+++ Supplied data

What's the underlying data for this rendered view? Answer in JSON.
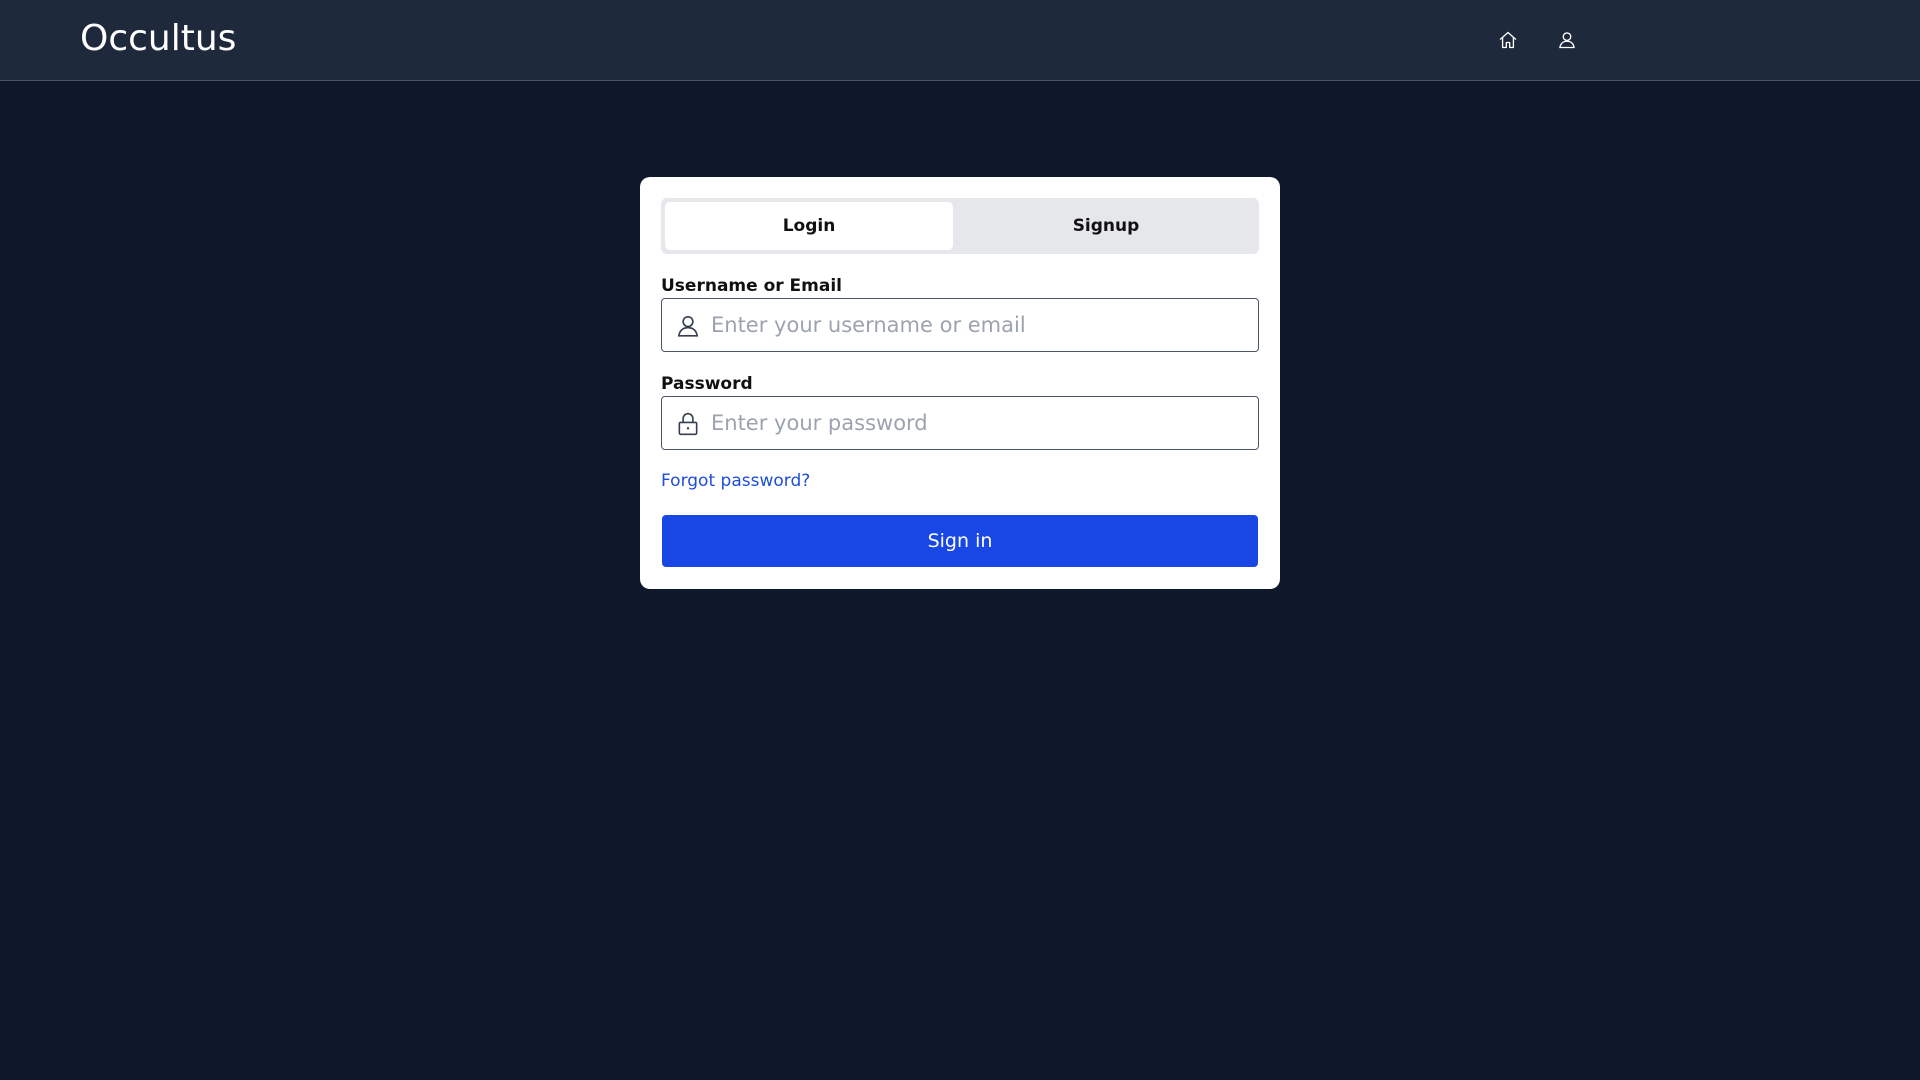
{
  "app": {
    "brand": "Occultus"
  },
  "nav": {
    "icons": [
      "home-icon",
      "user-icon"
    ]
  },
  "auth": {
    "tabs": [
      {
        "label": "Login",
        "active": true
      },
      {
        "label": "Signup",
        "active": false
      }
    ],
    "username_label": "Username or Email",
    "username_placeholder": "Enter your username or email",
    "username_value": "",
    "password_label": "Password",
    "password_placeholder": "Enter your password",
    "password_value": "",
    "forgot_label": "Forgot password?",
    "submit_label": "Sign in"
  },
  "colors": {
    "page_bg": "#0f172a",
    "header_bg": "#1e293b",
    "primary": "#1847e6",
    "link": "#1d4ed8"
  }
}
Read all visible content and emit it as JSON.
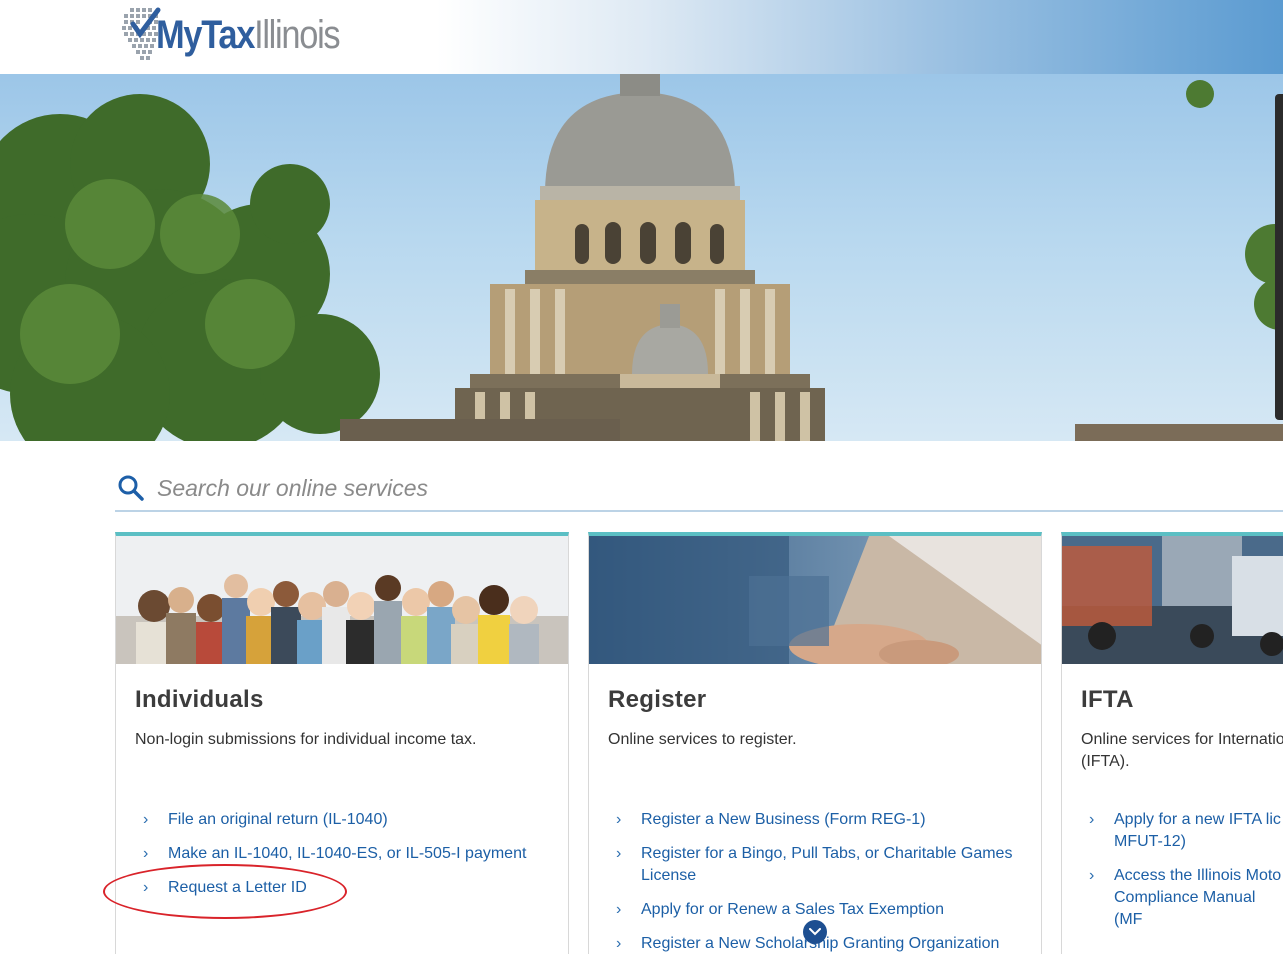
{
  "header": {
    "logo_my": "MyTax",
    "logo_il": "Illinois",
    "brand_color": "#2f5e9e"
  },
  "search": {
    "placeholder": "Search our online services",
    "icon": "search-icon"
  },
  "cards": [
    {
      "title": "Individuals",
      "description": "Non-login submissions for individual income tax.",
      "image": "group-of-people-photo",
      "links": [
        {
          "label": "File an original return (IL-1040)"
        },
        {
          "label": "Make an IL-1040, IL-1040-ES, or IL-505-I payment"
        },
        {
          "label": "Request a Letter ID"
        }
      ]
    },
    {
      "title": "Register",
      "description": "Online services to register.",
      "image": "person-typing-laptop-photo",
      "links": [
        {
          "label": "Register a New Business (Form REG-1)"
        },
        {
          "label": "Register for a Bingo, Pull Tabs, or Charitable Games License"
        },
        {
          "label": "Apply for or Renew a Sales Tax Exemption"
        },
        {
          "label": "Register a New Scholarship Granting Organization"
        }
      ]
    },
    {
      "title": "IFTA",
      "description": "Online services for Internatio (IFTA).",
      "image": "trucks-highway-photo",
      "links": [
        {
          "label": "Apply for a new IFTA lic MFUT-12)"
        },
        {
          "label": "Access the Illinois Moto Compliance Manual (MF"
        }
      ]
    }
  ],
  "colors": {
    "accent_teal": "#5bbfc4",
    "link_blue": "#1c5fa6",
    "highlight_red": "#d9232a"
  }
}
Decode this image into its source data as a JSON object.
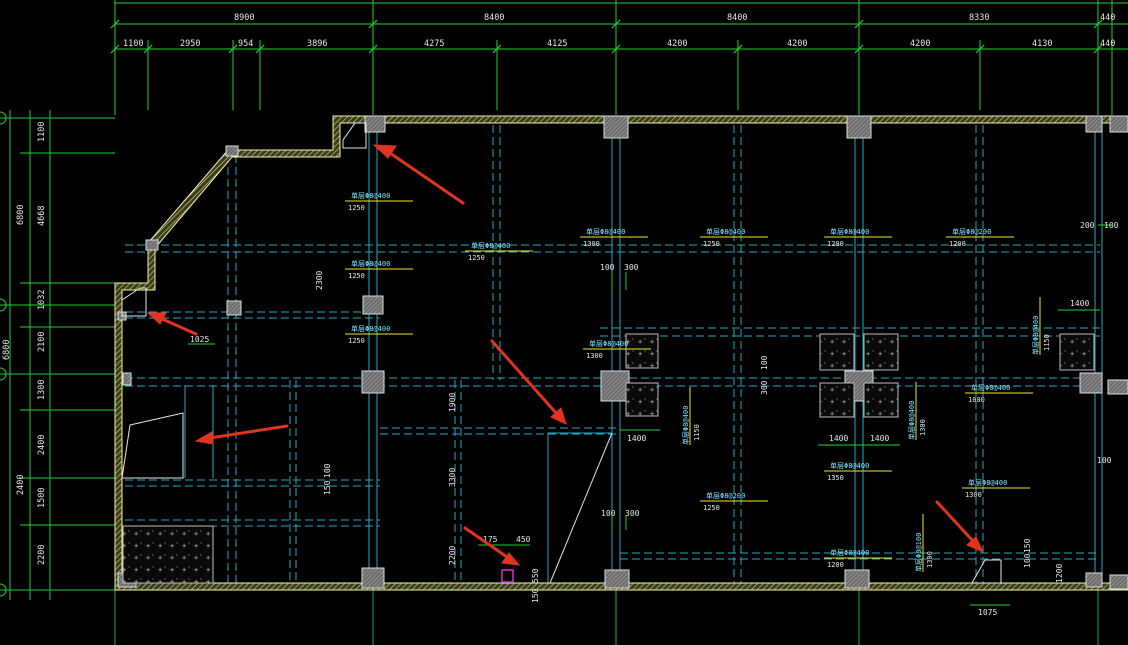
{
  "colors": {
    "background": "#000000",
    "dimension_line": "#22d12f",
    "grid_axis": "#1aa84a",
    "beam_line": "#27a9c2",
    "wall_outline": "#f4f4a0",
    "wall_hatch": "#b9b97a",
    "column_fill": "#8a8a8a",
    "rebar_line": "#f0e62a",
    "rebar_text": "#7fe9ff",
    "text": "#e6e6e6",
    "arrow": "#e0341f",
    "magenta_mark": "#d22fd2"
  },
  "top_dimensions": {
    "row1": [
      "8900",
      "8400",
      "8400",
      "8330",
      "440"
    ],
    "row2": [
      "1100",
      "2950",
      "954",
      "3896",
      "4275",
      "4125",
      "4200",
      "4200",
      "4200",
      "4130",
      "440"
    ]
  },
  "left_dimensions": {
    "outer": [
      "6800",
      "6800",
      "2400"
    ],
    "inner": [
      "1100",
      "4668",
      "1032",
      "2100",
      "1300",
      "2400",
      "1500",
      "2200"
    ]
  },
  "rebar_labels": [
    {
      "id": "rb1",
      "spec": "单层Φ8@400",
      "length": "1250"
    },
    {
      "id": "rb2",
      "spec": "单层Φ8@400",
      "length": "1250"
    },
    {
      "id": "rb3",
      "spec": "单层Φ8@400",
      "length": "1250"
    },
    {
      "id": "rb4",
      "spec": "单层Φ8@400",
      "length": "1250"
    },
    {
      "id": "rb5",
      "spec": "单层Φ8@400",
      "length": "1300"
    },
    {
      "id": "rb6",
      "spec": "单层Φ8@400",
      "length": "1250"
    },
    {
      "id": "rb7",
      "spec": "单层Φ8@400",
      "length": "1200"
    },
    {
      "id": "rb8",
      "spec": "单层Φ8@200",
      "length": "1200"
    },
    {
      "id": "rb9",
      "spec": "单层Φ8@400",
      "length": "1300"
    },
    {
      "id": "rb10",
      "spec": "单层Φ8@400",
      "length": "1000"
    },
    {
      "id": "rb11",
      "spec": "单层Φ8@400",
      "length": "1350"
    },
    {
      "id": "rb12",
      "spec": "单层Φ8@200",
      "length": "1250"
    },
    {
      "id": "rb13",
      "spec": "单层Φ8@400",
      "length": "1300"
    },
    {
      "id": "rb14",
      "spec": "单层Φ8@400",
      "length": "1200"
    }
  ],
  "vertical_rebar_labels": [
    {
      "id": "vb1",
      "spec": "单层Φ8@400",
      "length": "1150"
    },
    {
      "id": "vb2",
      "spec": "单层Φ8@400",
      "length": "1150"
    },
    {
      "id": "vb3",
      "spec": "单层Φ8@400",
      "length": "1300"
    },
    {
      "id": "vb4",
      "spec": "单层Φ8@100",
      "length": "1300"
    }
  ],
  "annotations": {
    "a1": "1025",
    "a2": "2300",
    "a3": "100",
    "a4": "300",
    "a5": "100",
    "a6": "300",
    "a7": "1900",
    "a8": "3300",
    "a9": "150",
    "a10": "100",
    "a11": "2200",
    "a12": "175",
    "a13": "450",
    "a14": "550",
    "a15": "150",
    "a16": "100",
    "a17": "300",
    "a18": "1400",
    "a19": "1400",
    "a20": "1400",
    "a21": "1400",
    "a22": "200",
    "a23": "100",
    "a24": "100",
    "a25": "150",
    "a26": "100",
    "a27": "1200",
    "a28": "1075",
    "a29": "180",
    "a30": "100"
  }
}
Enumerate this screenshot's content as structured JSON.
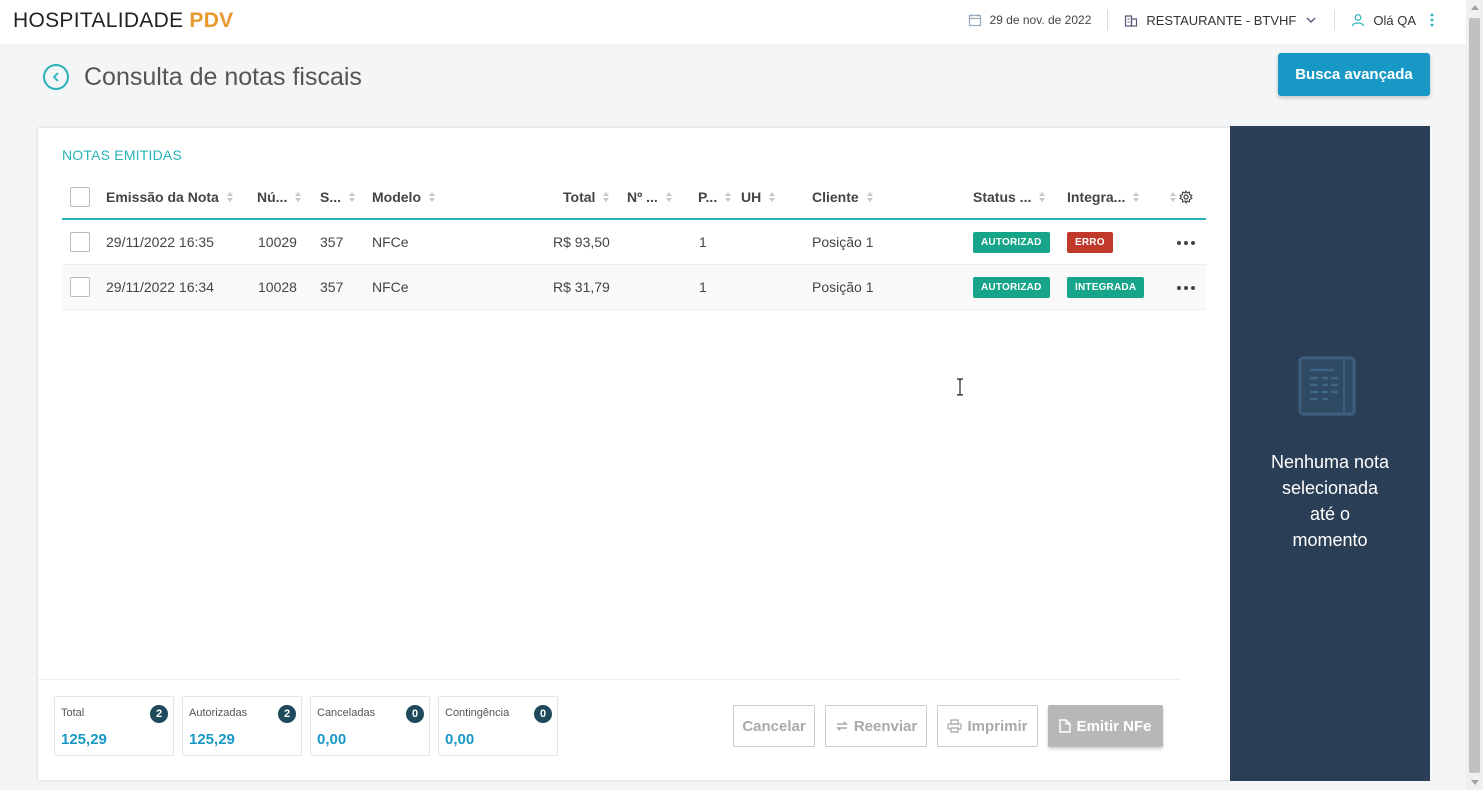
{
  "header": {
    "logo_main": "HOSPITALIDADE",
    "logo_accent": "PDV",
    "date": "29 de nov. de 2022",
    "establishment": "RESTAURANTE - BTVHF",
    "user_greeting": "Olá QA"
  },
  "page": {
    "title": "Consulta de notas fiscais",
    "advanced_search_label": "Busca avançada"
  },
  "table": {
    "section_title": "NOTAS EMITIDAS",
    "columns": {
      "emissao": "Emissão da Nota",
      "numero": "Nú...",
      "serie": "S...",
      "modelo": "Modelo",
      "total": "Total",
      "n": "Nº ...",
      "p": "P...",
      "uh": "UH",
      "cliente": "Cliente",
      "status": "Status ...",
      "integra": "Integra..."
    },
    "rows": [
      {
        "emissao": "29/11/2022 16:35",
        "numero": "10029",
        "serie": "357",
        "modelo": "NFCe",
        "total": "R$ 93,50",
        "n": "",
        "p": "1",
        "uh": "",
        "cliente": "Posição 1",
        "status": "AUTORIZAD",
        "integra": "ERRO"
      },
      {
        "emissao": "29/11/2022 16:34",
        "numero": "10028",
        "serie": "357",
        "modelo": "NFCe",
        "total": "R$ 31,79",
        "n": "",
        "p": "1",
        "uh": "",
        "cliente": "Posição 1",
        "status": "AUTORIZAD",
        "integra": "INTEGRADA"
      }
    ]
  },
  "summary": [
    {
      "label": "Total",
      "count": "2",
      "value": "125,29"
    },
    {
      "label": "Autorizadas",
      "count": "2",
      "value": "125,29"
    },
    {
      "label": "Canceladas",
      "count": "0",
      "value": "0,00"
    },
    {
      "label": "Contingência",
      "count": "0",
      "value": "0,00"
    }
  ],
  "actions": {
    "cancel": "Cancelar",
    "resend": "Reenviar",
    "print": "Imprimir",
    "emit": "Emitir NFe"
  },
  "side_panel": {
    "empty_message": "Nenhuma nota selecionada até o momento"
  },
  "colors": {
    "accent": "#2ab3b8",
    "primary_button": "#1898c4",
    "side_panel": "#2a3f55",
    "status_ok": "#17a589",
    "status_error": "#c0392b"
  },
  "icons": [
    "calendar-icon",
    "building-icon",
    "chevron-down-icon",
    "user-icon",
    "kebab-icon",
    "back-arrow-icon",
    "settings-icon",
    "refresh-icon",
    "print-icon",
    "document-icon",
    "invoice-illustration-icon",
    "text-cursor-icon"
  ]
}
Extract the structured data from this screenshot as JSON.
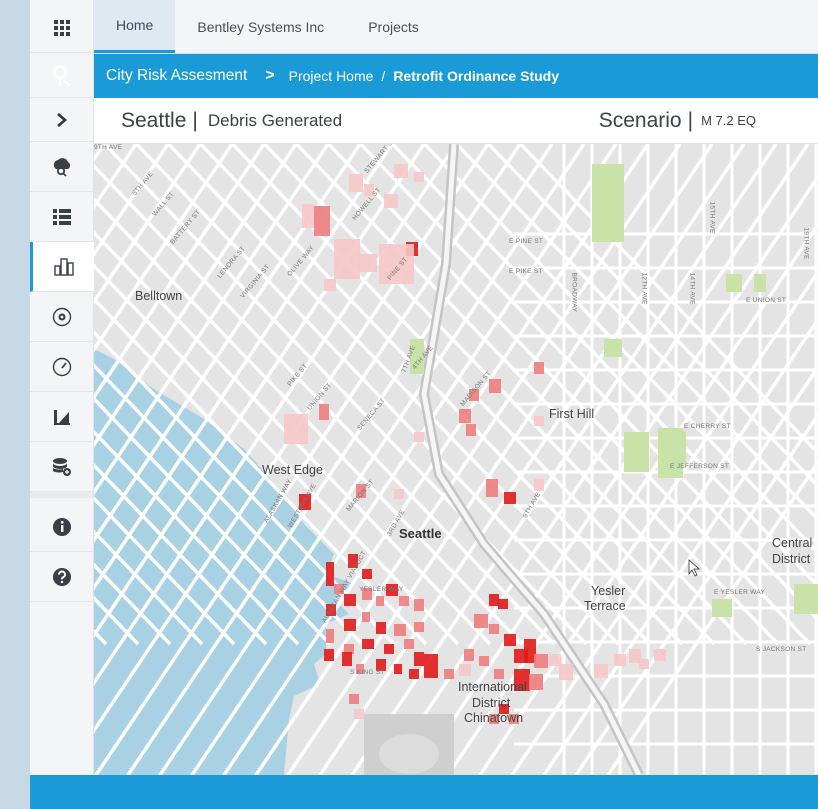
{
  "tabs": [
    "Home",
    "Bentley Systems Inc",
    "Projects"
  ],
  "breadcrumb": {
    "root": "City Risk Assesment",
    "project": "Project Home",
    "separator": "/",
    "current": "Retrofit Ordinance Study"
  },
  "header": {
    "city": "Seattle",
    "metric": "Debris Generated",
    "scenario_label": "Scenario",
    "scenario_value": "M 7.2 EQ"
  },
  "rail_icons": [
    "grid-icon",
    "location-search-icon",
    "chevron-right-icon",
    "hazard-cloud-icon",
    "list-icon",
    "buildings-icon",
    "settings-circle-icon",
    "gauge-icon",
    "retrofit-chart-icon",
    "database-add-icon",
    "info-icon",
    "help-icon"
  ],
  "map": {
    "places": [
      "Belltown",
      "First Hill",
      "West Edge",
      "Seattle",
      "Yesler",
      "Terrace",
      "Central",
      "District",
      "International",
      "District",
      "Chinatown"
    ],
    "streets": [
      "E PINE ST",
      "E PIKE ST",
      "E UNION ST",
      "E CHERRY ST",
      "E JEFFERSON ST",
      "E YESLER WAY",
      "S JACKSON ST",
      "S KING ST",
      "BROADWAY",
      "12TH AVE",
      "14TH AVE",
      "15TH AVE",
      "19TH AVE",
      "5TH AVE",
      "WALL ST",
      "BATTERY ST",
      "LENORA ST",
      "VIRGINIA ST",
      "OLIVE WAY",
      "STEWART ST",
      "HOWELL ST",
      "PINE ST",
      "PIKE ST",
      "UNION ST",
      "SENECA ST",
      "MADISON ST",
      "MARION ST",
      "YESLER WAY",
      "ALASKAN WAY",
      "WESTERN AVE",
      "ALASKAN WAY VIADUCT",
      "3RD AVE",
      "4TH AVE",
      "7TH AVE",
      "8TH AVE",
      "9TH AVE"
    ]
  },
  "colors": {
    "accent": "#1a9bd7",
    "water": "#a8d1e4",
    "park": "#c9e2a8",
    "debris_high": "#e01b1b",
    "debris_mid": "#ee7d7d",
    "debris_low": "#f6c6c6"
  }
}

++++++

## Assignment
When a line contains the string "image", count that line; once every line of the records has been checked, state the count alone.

## Response box
4